> Extracted entries

━━━━━━━━━━

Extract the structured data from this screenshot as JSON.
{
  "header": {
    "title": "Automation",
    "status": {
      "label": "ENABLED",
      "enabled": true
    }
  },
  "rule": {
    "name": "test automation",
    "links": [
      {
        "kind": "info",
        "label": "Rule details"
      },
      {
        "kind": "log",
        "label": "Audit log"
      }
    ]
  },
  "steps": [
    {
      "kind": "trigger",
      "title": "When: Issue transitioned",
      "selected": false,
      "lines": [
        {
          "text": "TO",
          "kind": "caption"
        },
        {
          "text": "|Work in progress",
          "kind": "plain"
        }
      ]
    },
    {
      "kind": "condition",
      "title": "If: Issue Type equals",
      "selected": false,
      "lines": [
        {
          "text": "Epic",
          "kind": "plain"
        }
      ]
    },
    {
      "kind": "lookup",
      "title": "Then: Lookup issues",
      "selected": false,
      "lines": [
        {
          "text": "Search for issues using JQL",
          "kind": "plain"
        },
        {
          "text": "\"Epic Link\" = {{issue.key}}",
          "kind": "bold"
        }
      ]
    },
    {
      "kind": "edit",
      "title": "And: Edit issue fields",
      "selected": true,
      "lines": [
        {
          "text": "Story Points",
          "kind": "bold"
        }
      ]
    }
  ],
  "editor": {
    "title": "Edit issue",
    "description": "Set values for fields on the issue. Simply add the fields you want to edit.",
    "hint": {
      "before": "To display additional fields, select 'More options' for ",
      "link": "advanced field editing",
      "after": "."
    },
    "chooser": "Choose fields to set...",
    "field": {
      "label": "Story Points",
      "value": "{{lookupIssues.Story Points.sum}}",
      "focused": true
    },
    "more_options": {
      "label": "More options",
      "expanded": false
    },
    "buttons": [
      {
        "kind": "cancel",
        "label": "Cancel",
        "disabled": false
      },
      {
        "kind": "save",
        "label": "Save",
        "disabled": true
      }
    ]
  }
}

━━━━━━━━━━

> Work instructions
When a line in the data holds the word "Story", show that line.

> Response area
          "text": "Story Points",
      "label": "Story Points",
      "value": "{{lookupIssues.Story Points.sum}}",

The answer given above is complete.